Almost daily, I share stories about the troubles and tribulations caused by integration.There's just no shortage of examples of business strategies thwarted, business processes stalled and business opportunities missed because of poor or non-existent integration among silos.
With so many integration-related problems to consider, I never took time to contemplate the problems of easy integration. I mean, it's like worrying about how to handle a flying car traffic jam-why bother?
But that's exactly what's on the mind of Mike Vizard, a blogger at IT Business Edge and head of our site CTO Edge.
Vizard looked at the problems of managing borderless applications this week at CTO Edge. He points out that Web applications are becoming more common and easier to integrate with the than ever before-so much so, they're often integrated without consulting IT. Managing all these apps is often beyond the scope of IT, he writes, which means this could become the next great IT challenge.
This post is actually a followup to a piece he wrote for IT Business Edge on borderless apps, where he explains in more detail why borderless apps are becoming a trend. As with all things, borderless apps have their pros and cons:
The rise of these new borderless Web applications will present some interesting security and data-management challenges. But what was once a relatively simple mashup concept involving the sharing of data between two applications rapidly is becoming a never-ending series of composite applications that are always connected.
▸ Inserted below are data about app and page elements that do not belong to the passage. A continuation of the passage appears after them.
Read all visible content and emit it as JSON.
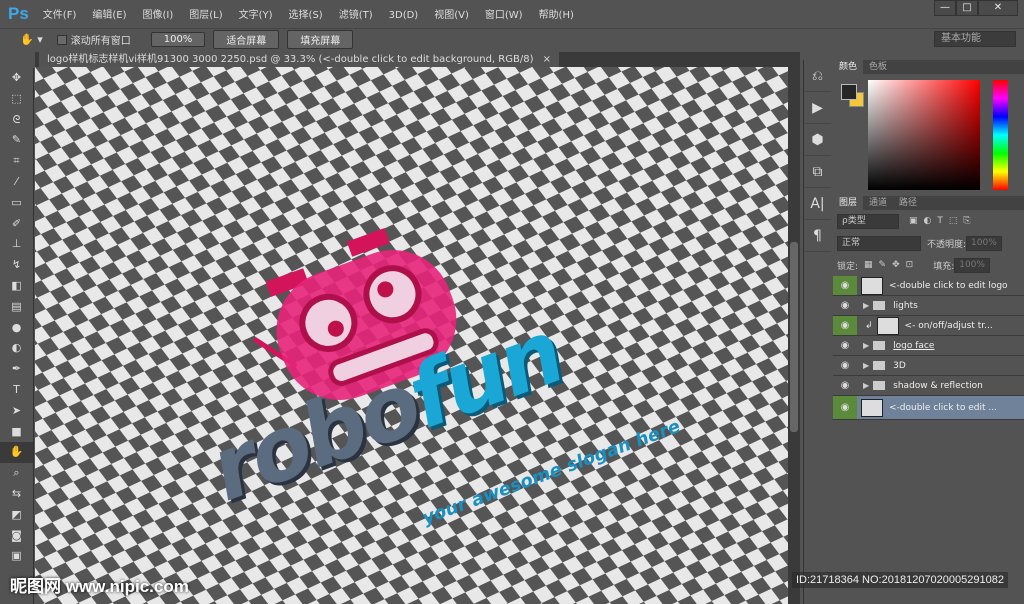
{
  "app": {
    "logo": "Ps",
    "window_buttons": [
      "—",
      "□",
      "✕"
    ]
  },
  "menu": [
    "文件(F)",
    "编辑(E)",
    "图像(I)",
    "图层(L)",
    "文字(Y)",
    "选择(S)",
    "滤镜(T)",
    "3D(D)",
    "视图(V)",
    "窗口(W)",
    "帮助(H)"
  ],
  "options": {
    "scroll_all": "滚动所有窗口",
    "zoom100": "100%",
    "fit_screen": "适合屏幕",
    "fill_screen": "填充屏幕",
    "workspace": "基本功能"
  },
  "document": {
    "tab": "logo样机标志样机vi样机91300 3000 2250.psd @ 33.3% (<-double click to edit background, RGB/8)",
    "close": "×"
  },
  "artwork": {
    "word1": "robo",
    "word2": "fun",
    "slogan": "your awesome slogan here"
  },
  "color_panel": {
    "tabs": [
      "颜色",
      "色板"
    ],
    "foreground": "#262626",
    "background": "#f5c83c"
  },
  "layers_panel": {
    "tabs": [
      "图层",
      "通道",
      "路径"
    ],
    "filter": "ρ类型",
    "blend_mode": "正常",
    "opacity_label": "不透明度:",
    "opacity": "100%",
    "lock_label": "锁定:",
    "fill_label": "填充:",
    "fill": "100%",
    "layers": [
      {
        "name": "<-double click to edit logo",
        "type": "smart"
      },
      {
        "name": "lights",
        "type": "group"
      },
      {
        "name": "<- on/off/adjust tr...",
        "type": "smart"
      },
      {
        "name": "logo face",
        "type": "group"
      },
      {
        "name": "3D",
        "type": "group"
      },
      {
        "name": "shadow & reflection",
        "type": "group"
      },
      {
        "name": "<-double click to edit ...",
        "type": "smart",
        "selected": true
      }
    ]
  },
  "watermark": {
    "site": "昵图网 www.nipic.com",
    "id": "ID:21718364 NO:20181207020005291082"
  }
}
From an end user perspective, this capability presents all kinds of possibilities for mass customization as part of the general trend toward the consumerization of IT. From an IT manager's perspective, however, mass customization currently equals mass confusion.
Of course, as DevCentral blogger Lori MacVittie points out in a recent post, just because you've integrated the interface doesn't mean you've solved all your interoperability problems:
Having an API is important. It's what makes integration of applications, infrastructure, and ultimately clouds possible. But it isn't the definition of that interface across disparate implementations of similar technology that will make or break intercloud. What will make or break intercloud is the definition of a consistent semantic model for core services and components that can be used to describe the technologies and policies and meta-data necessary to enable interoperability.
Still, Vizard has hit upon an unusual issue here, and he's the only one I've seen write about the problems of easily integrated Web applications. It's certainly an interesting trend observation that I'd like to see explored more widely.